*What you will do*: Return the data word for word. Pictures are to be omitted.

*Records for this exercise*:
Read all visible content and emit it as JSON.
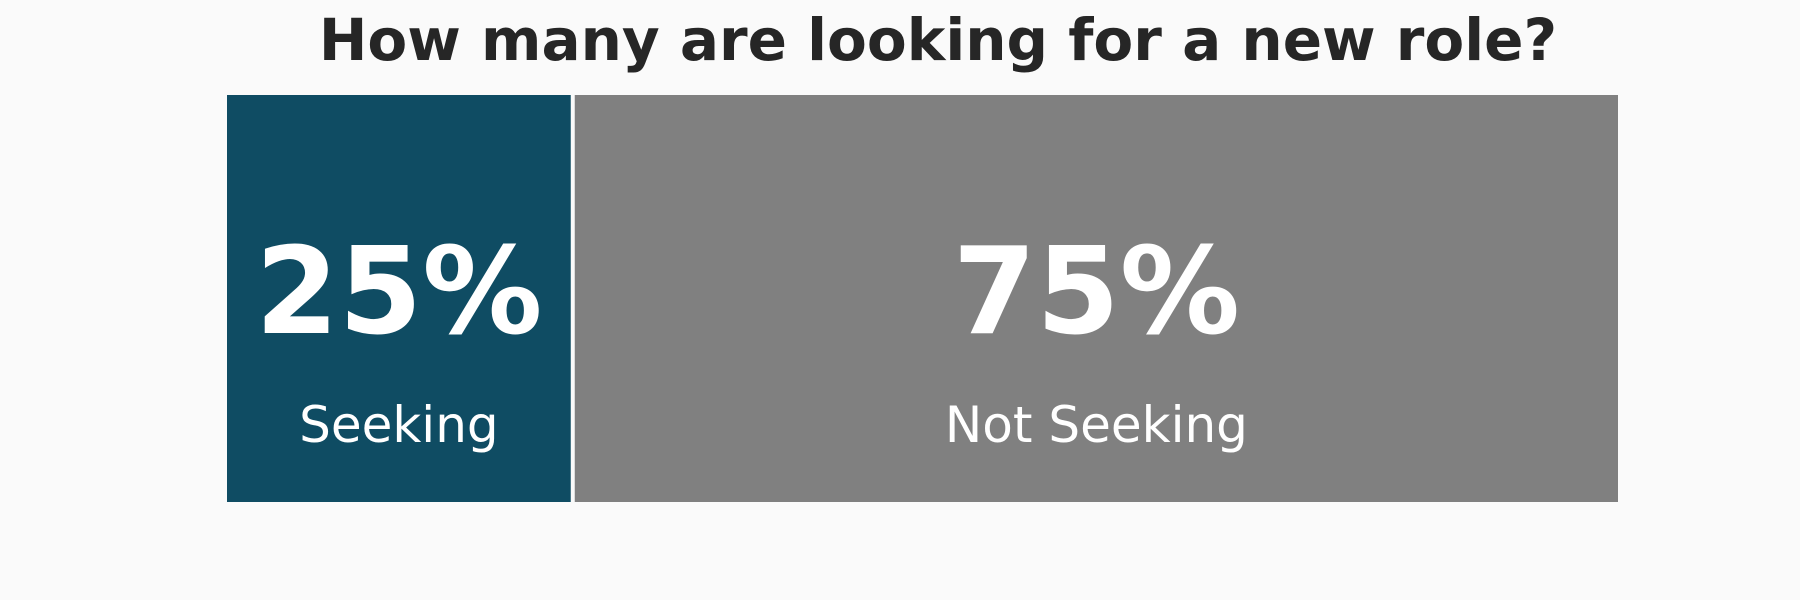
{
  "chart_data": {
    "type": "bar",
    "orientation": "horizontal-stacked",
    "title": "How many are looking for a new role?",
    "categories": [
      "Seeking",
      "Not Seeking"
    ],
    "values": [
      25,
      75
    ],
    "value_labels": [
      "25%",
      "75%"
    ],
    "unit": "%",
    "colors": [
      "#0f4c63",
      "#808080"
    ],
    "legend": "none",
    "grid": false
  }
}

*Written solution*:
Read all visible content and emit it as JSON.
{
  "chart_data": {
    "type": "bar",
    "orientation": "horizontal-stacked",
    "title": "How many are looking for a new role?",
    "categories": [
      "Seeking",
      "Not Seeking"
    ],
    "values": [
      25,
      75
    ],
    "value_labels": [
      "25%",
      "75%"
    ],
    "unit": "%",
    "colors": [
      "#0f4c63",
      "#808080"
    ],
    "legend": "none",
    "grid": false
  }
}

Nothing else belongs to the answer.